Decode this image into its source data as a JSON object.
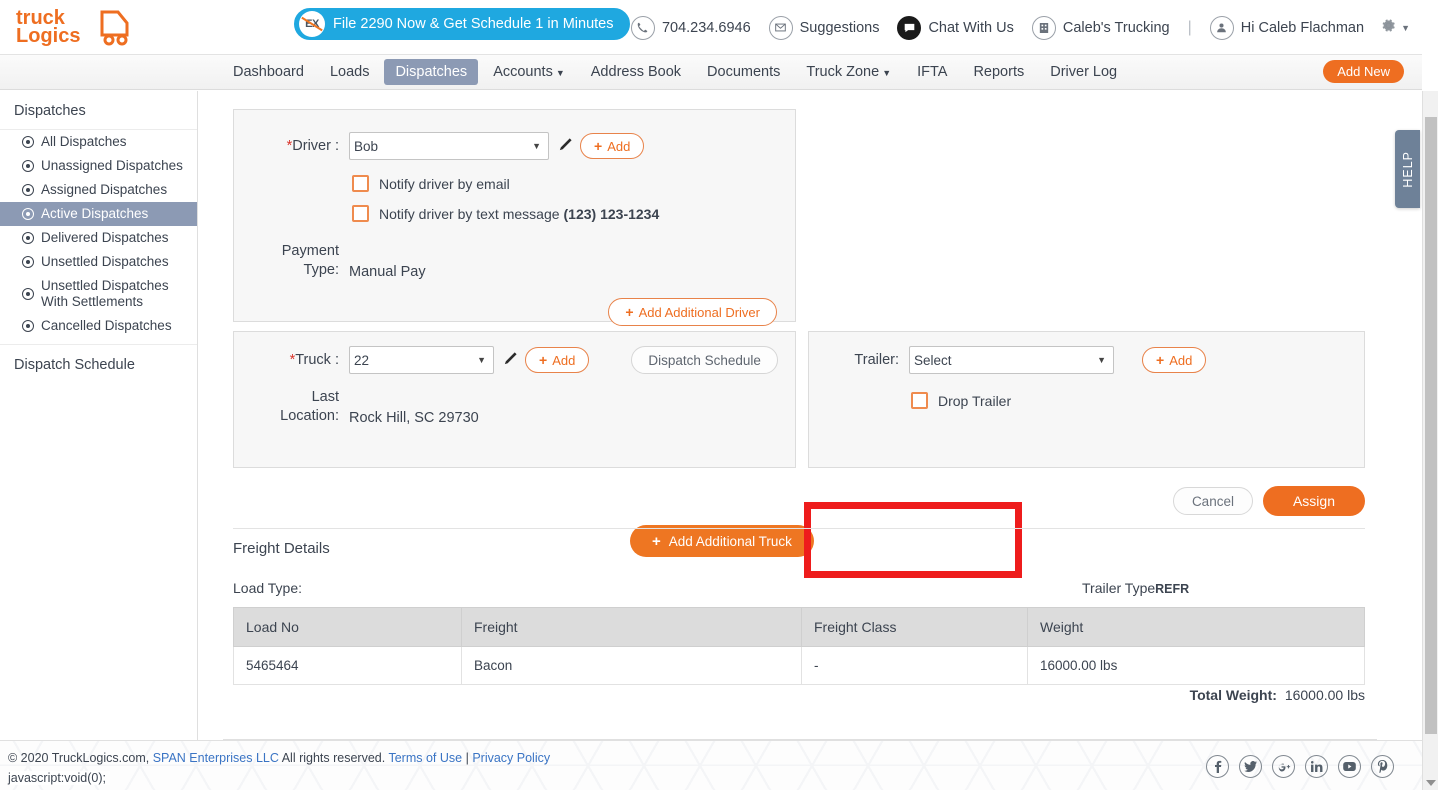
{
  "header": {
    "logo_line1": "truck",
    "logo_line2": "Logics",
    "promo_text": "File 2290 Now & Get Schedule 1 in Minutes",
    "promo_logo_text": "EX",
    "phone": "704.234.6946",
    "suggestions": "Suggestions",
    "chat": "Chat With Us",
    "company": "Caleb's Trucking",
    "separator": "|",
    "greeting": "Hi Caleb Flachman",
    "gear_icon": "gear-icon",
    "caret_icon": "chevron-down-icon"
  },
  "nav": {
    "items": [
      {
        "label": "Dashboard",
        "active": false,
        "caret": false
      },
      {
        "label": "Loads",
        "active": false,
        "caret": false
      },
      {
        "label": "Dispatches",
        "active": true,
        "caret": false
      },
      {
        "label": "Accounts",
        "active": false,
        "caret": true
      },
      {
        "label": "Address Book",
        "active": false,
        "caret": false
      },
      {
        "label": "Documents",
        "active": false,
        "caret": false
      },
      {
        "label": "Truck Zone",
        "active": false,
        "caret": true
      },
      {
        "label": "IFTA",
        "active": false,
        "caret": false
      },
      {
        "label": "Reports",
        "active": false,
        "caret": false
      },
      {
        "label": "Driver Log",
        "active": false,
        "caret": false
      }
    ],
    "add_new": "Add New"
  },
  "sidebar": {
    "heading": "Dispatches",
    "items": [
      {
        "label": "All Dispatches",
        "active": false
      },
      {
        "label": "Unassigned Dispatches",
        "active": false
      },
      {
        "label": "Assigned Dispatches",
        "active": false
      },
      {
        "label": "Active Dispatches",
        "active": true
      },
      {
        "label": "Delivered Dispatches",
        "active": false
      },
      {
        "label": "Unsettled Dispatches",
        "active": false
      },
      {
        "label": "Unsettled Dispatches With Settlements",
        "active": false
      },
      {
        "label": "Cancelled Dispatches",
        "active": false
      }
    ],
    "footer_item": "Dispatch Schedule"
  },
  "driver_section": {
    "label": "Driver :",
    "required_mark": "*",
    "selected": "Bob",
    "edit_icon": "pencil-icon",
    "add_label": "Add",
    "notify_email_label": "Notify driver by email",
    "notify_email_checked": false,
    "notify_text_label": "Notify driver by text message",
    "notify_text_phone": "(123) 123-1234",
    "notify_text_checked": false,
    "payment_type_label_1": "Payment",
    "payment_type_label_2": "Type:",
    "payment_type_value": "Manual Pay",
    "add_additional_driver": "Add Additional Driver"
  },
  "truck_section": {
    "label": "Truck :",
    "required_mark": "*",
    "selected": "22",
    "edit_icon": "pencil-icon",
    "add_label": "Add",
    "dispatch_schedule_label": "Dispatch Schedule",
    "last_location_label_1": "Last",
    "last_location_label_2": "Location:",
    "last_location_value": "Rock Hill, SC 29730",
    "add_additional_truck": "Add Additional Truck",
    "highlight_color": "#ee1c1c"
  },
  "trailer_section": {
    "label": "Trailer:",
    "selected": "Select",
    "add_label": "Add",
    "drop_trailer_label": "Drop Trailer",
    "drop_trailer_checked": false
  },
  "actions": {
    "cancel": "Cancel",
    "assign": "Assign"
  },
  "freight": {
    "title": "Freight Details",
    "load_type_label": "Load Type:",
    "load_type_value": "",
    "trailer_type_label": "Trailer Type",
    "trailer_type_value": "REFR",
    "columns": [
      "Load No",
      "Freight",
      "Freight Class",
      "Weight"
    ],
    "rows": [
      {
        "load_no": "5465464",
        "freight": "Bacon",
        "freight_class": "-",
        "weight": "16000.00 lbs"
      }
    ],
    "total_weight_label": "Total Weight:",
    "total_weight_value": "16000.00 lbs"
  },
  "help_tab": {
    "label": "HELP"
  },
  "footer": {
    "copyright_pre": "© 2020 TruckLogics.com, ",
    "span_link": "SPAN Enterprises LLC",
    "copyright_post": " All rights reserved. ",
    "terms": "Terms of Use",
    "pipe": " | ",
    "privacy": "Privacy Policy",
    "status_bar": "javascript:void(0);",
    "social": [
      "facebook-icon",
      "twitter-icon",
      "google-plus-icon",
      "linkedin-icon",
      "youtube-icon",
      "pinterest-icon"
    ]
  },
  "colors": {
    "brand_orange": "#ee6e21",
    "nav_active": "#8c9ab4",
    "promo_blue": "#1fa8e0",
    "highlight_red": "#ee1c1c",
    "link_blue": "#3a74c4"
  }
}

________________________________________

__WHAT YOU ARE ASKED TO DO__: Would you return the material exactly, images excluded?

__ANSWER SPACE__:
Decode this image into its source data as a JSON object.
{
  "header": {
    "logo_line1": "truck",
    "logo_line2": "Logics",
    "promo_text": "File 2290 Now & Get Schedule 1 in Minutes",
    "promo_logo_text": "EX",
    "phone": "704.234.6946",
    "suggestions": "Suggestions",
    "chat": "Chat With Us",
    "company": "Caleb's Trucking",
    "separator": "|",
    "greeting": "Hi Caleb Flachman",
    "gear_icon": "gear-icon",
    "caret_icon": "chevron-down-icon"
  },
  "nav": {
    "items": [
      {
        "label": "Dashboard",
        "active": false,
        "caret": false
      },
      {
        "label": "Loads",
        "active": false,
        "caret": false
      },
      {
        "label": "Dispatches",
        "active": true,
        "caret": false
      },
      {
        "label": "Accounts",
        "active": false,
        "caret": true
      },
      {
        "label": "Address Book",
        "active": false,
        "caret": false
      },
      {
        "label": "Documents",
        "active": false,
        "caret": false
      },
      {
        "label": "Truck Zone",
        "active": false,
        "caret": true
      },
      {
        "label": "IFTA",
        "active": false,
        "caret": false
      },
      {
        "label": "Reports",
        "active": false,
        "caret": false
      },
      {
        "label": "Driver Log",
        "active": false,
        "caret": false
      }
    ],
    "add_new": "Add New"
  },
  "sidebar": {
    "heading": "Dispatches",
    "items": [
      {
        "label": "All Dispatches",
        "active": false
      },
      {
        "label": "Unassigned Dispatches",
        "active": false
      },
      {
        "label": "Assigned Dispatches",
        "active": false
      },
      {
        "label": "Active Dispatches",
        "active": true
      },
      {
        "label": "Delivered Dispatches",
        "active": false
      },
      {
        "label": "Unsettled Dispatches",
        "active": false
      },
      {
        "label": "Unsettled Dispatches With Settlements",
        "active": false
      },
      {
        "label": "Cancelled Dispatches",
        "active": false
      }
    ],
    "footer_item": "Dispatch Schedule"
  },
  "driver_section": {
    "label": "Driver :",
    "required_mark": "*",
    "selected": "Bob",
    "edit_icon": "pencil-icon",
    "add_label": "Add",
    "notify_email_label": "Notify driver by email",
    "notify_email_checked": false,
    "notify_text_label": "Notify driver by text message",
    "notify_text_phone": "(123) 123-1234",
    "notify_text_checked": false,
    "payment_type_label_1": "Payment",
    "payment_type_label_2": "Type:",
    "payment_type_value": "Manual Pay",
    "add_additional_driver": "Add Additional Driver"
  },
  "truck_section": {
    "label": "Truck :",
    "required_mark": "*",
    "selected": "22",
    "edit_icon": "pencil-icon",
    "add_label": "Add",
    "dispatch_schedule_label": "Dispatch Schedule",
    "last_location_label_1": "Last",
    "last_location_label_2": "Location:",
    "last_location_value": "Rock Hill, SC 29730",
    "add_additional_truck": "Add Additional Truck",
    "highlight_color": "#ee1c1c"
  },
  "trailer_section": {
    "label": "Trailer:",
    "selected": "Select",
    "add_label": "Add",
    "drop_trailer_label": "Drop Trailer",
    "drop_trailer_checked": false
  },
  "actions": {
    "cancel": "Cancel",
    "assign": "Assign"
  },
  "freight": {
    "title": "Freight Details",
    "load_type_label": "Load Type:",
    "load_type_value": "",
    "trailer_type_label": "Trailer Type",
    "trailer_type_value": "REFR",
    "columns": [
      "Load No",
      "Freight",
      "Freight Class",
      "Weight"
    ],
    "rows": [
      {
        "load_no": "5465464",
        "freight": "Bacon",
        "freight_class": "-",
        "weight": "16000.00 lbs"
      }
    ],
    "total_weight_label": "Total Weight:",
    "total_weight_value": "16000.00 lbs"
  },
  "help_tab": {
    "label": "HELP"
  },
  "footer": {
    "copyright_pre": "© 2020 TruckLogics.com, ",
    "span_link": "SPAN Enterprises LLC",
    "copyright_post": " All rights reserved. ",
    "terms": "Terms of Use",
    "pipe": " | ",
    "privacy": "Privacy Policy",
    "status_bar": "javascript:void(0);",
    "social": [
      "facebook-icon",
      "twitter-icon",
      "google-plus-icon",
      "linkedin-icon",
      "youtube-icon",
      "pinterest-icon"
    ]
  },
  "colors": {
    "brand_orange": "#ee6e21",
    "nav_active": "#8c9ab4",
    "promo_blue": "#1fa8e0",
    "highlight_red": "#ee1c1c",
    "link_blue": "#3a74c4"
  }
}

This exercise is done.